Leave the images aside and output every entry exactly.

*** Block opens ***

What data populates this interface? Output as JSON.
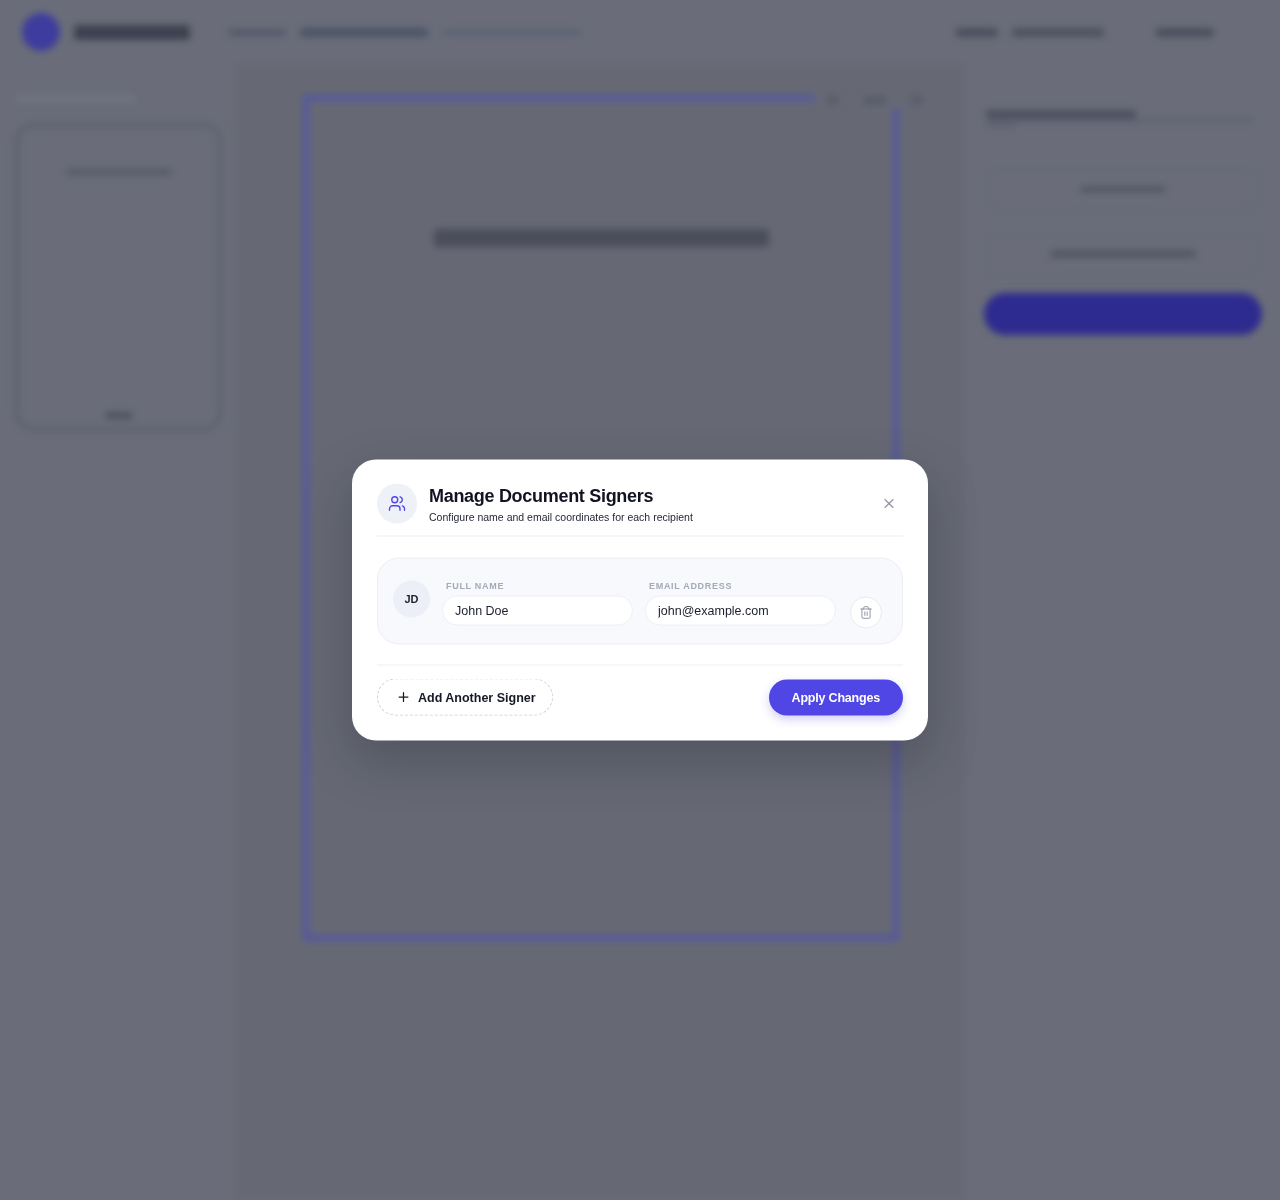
{
  "dialog": {
    "title": "Manage Document Signers",
    "subtitle": "Configure name and email coordinates for each recipient",
    "signers": [
      {
        "initials": "JD",
        "fields": [
          {
            "label": "FULL NAME",
            "value": "John Doe"
          },
          {
            "label": "EMAIL ADDRESS",
            "value": "john@example.com"
          }
        ]
      }
    ],
    "add_button": "Add Another Signer",
    "apply_button": "Apply Changes"
  }
}
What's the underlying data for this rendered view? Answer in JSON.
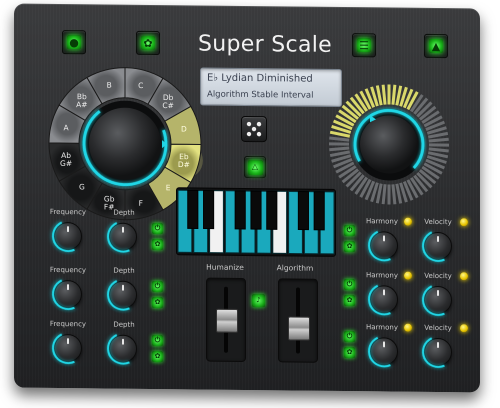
{
  "app": {
    "title": "Super Scale"
  },
  "display": {
    "line1": "E♭  Lydian Diminished",
    "line2": "Algorithm Stable Interval"
  },
  "toolbar": {
    "power_icon": "power-icon",
    "settings_icon": "gear-icon",
    "mixer_icon": "sliders-icon",
    "warning_icon": "warning-icon"
  },
  "note_wheel": {
    "notes": [
      "C",
      "Db C#",
      "D",
      "Eb D#",
      "E",
      "F",
      "Gb F#",
      "G",
      "Ab G#",
      "A",
      "Bb A#",
      "B"
    ],
    "selected": "Eb D#"
  },
  "rows_left": [
    {
      "freq_label": "Frequency",
      "depth_label": "Depth"
    },
    {
      "freq_label": "Frequency",
      "depth_label": "Depth"
    },
    {
      "freq_label": "Frequency",
      "depth_label": "Depth"
    }
  ],
  "rows_right": [
    {
      "harmony_label": "Harmony",
      "velocity_label": "Velocity"
    },
    {
      "harmony_label": "Harmony",
      "velocity_label": "Velocity"
    },
    {
      "harmony_label": "Harmony",
      "velocity_label": "Velocity"
    }
  ],
  "sliders": {
    "humanize_label": "Humanize",
    "algorithm_label": "Algorithm",
    "humanize_level": 0.5,
    "algorithm_level": 0.35
  },
  "colors": {
    "accent_cyan": "#20d6e6",
    "led_green": "#35ff35",
    "highlight_yellow": "#d9d86a",
    "led_yellow": "#ffe000"
  }
}
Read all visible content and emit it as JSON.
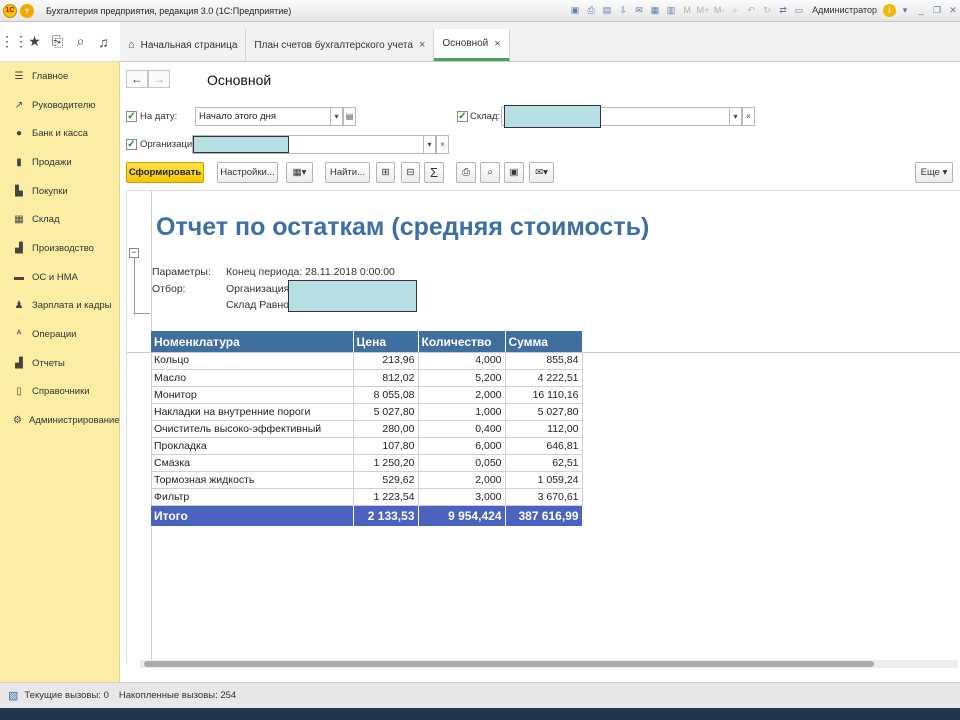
{
  "titlebar": {
    "title": "Бухгалтерия предприятия, редакция 3.0  (1С:Предприятие)",
    "user": "Администратор"
  },
  "tabs": [
    {
      "label": "Начальная страница"
    },
    {
      "label": "План счетов бухгалтерского учета"
    },
    {
      "label": "Основной"
    }
  ],
  "sidebar": {
    "items": [
      {
        "label": "Главное",
        "icon": "menu-icon"
      },
      {
        "label": "Руководителю",
        "icon": "trend-icon"
      },
      {
        "label": "Банк и касса",
        "icon": "coin-icon"
      },
      {
        "label": "Продажи",
        "icon": "bag-icon"
      },
      {
        "label": "Покупки",
        "icon": "cart-icon"
      },
      {
        "label": "Склад",
        "icon": "grid-icon"
      },
      {
        "label": "Производство",
        "icon": "factory-icon"
      },
      {
        "label": "ОС и НМА",
        "icon": "truck-icon"
      },
      {
        "label": "Зарплата и кадры",
        "icon": "person-icon"
      },
      {
        "label": "Операции",
        "icon": "ops-icon"
      },
      {
        "label": "Отчеты",
        "icon": "bar-chart-icon"
      },
      {
        "label": "Справочники",
        "icon": "book-icon"
      },
      {
        "label": "Администрирование",
        "icon": "gear-icon"
      }
    ]
  },
  "form": {
    "title": "Основной",
    "date_label": "На дату:",
    "date_value": "Начало этого дня",
    "warehouse_label": "Склад:",
    "org_label": "Организация:"
  },
  "toolbar": {
    "generate": "Сформировать",
    "settings": "Настройки...",
    "find": "Найти...",
    "more": "Еще"
  },
  "report": {
    "title": "Отчет по остаткам (средняя стоимость)",
    "params_label": "Параметры:",
    "params_value": "Конец периода: 28.11.2018 0:00:00",
    "filter_label": "Отбор:",
    "filter_org": "Организация",
    "filter_wh": "Склад Равно",
    "columns": [
      "Номенклатура",
      "Цена",
      "Количество",
      "Сумма"
    ],
    "rows": [
      {
        "name": "Кольцо",
        "price": "213,96",
        "qty": "4,000",
        "sum": "855,84"
      },
      {
        "name": "Масло",
        "price": "812,02",
        "qty": "5,200",
        "sum": "4 222,51"
      },
      {
        "name": "Монитор",
        "price": "8 055,08",
        "qty": "2,000",
        "sum": "16 110,16"
      },
      {
        "name": "Накладки на внутренние пороги",
        "price": "5 027,80",
        "qty": "1,000",
        "sum": "5 027,80"
      },
      {
        "name": "Очиститель высоко-эффективный",
        "price": "280,00",
        "qty": "0,400",
        "sum": "112,00"
      },
      {
        "name": "Прокладка",
        "price": "107,80",
        "qty": "6,000",
        "sum": "646,81"
      },
      {
        "name": "Смазка",
        "price": "1 250,20",
        "qty": "0,050",
        "sum": "62,51"
      },
      {
        "name": "Тормозная жидкость",
        "price": "529,62",
        "qty": "2,000",
        "sum": "1 059,24"
      },
      {
        "name": "Фильтр",
        "price": "1 223,54",
        "qty": "3,000",
        "sum": "3 670,61"
      }
    ],
    "total": {
      "name": "Итого",
      "price": "2 133,53",
      "qty": "9 954,424",
      "sum": "387 616,99"
    }
  },
  "status": {
    "current_calls": "Текущие вызовы: 0",
    "accumulated_calls": "Накопленные вызовы: 254"
  }
}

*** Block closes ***

SOLUTION:
What data populates this interface? Output as JSON.
{
  "dialog": {
    "title": "Manage Document Signers",
    "subtitle": "Configure name and email coordinates for each recipient",
    "signers": [
      {
        "initials": "JD",
        "fields": [
          {
            "label": "FULL NAME",
            "value": "John Doe"
          },
          {
            "label": "EMAIL ADDRESS",
            "value": "john@example.com"
          }
        ]
      }
    ],
    "add_button": "Add Another Signer",
    "apply_button": "Apply Changes"
  }
}
What's the underlying data for this rendered view? Answer in JSON.
{
  "app": {
    "title": "Super Scale"
  },
  "display": {
    "line1": "E♭  Lydian Diminished",
    "line2": "Algorithm Stable Interval"
  },
  "toolbar": {
    "power_icon": "power-icon",
    "settings_icon": "gear-icon",
    "mixer_icon": "sliders-icon",
    "warning_icon": "warning-icon"
  },
  "note_wheel": {
    "notes": [
      "C",
      "Db C#",
      "D",
      "Eb D#",
      "E",
      "F",
      "Gb F#",
      "G",
      "Ab G#",
      "A",
      "Bb A#",
      "B"
    ],
    "selected": "Eb D#"
  },
  "rows_left": [
    {
      "freq_label": "Frequency",
      "depth_label": "Depth"
    },
    {
      "freq_label": "Frequency",
      "depth_label": "Depth"
    },
    {
      "freq_label": "Frequency",
      "depth_label": "Depth"
    }
  ],
  "rows_right": [
    {
      "harmony_label": "Harmony",
      "velocity_label": "Velocity"
    },
    {
      "harmony_label": "Harmony",
      "velocity_label": "Velocity"
    },
    {
      "harmony_label": "Harmony",
      "velocity_label": "Velocity"
    }
  ],
  "sliders": {
    "humanize_label": "Humanize",
    "algorithm_label": "Algorithm",
    "humanize_level": 0.5,
    "algorithm_level": 0.35
  },
  "colors": {
    "accent_cyan": "#20d6e6",
    "led_green": "#35ff35",
    "highlight_yellow": "#d9d86a",
    "led_yellow": "#ffe000"
  }
}
Read all visible content and emit it as JSON.
{
  "titlebar": {
    "title": "Бухгалтерия предприятия, редакция 3.0  (1С:Предприятие)",
    "user": "Администратор"
  },
  "tabs": [
    {
      "label": "Начальная страница"
    },
    {
      "label": "План счетов бухгалтерского учета"
    },
    {
      "label": "Основной"
    }
  ],
  "sidebar": {
    "items": [
      {
        "label": "Главное",
        "icon": "menu-icon"
      },
      {
        "label": "Руководителю",
        "icon": "trend-icon"
      },
      {
        "label": "Банк и касса",
        "icon": "coin-icon"
      },
      {
        "label": "Продажи",
        "icon": "bag-icon"
      },
      {
        "label": "Покупки",
        "icon": "cart-icon"
      },
      {
        "label": "Склад",
        "icon": "grid-icon"
      },
      {
        "label": "Производство",
        "icon": "factory-icon"
      },
      {
        "label": "ОС и НМА",
        "icon": "truck-icon"
      },
      {
        "label": "Зарплата и кадры",
        "icon": "person-icon"
      },
      {
        "label": "Операции",
        "icon": "ops-icon"
      },
      {
        "label": "Отчеты",
        "icon": "bar-chart-icon"
      },
      {
        "label": "Справочники",
        "icon": "book-icon"
      },
      {
        "label": "Администрирование",
        "icon": "gear-icon"
      }
    ]
  },
  "form": {
    "title": "Основной",
    "date_label": "На дату:",
    "date_value": "Начало этого дня",
    "warehouse_label": "Склад:",
    "org_label": "Организация:"
  },
  "toolbar": {
    "generate": "Сформировать",
    "settings": "Настройки...",
    "find": "Найти...",
    "more": "Еще"
  },
  "report": {
    "title": "Отчет по остаткам (средняя стоимость)",
    "params_label": "Параметры:",
    "params_value": "Конец периода: 28.11.2018 0:00:00",
    "filter_label": "Отбор:",
    "filter_org": "Организация",
    "filter_wh": "Склад Равно",
    "columns": [
      "Номенклатура",
      "Цена",
      "Количество",
      "Сумма"
    ],
    "rows": [
      {
        "name": "Кольцо",
        "price": "213,96",
        "qty": "4,000",
        "sum": "855,84"
      },
      {
        "name": "Масло",
        "price": "812,02",
        "qty": "5,200",
        "sum": "4 222,51"
      },
      {
        "name": "Монитор",
        "price": "8 055,08",
        "qty": "2,000",
        "sum": "16 110,16"
      },
      {
        "name": "Накладки на внутренние пороги",
        "price": "5 027,80",
        "qty": "1,000",
        "sum": "5 027,80"
      },
      {
        "name": "Очиститель высоко-эффективный",
        "price": "280,00",
        "qty": "0,400",
        "sum": "112,00"
      },
      {
        "name": "Прокладка",
        "price": "107,80",
        "qty": "6,000",
        "sum": "646,81"
      },
      {
        "name": "Смазка",
        "price": "1 250,20",
        "qty": "0,050",
        "sum": "62,51"
      },
      {
        "name": "Тормозная жидкость",
        "price": "529,62",
        "qty": "2,000",
        "sum": "1 059,24"
      },
      {
        "name": "Фильтр",
        "price": "1 223,54",
        "qty": "3,000",
        "sum": "3 670,61"
      }
    ],
    "total": {
      "name": "Итого",
      "price": "2 133,53",
      "qty": "9 954,424",
      "sum": "387 616,99"
    }
  },
  "status": {
    "current_calls": "Текущие вызовы: 0",
    "accumulated_calls": "Накопленные вызовы: 254"
  }
}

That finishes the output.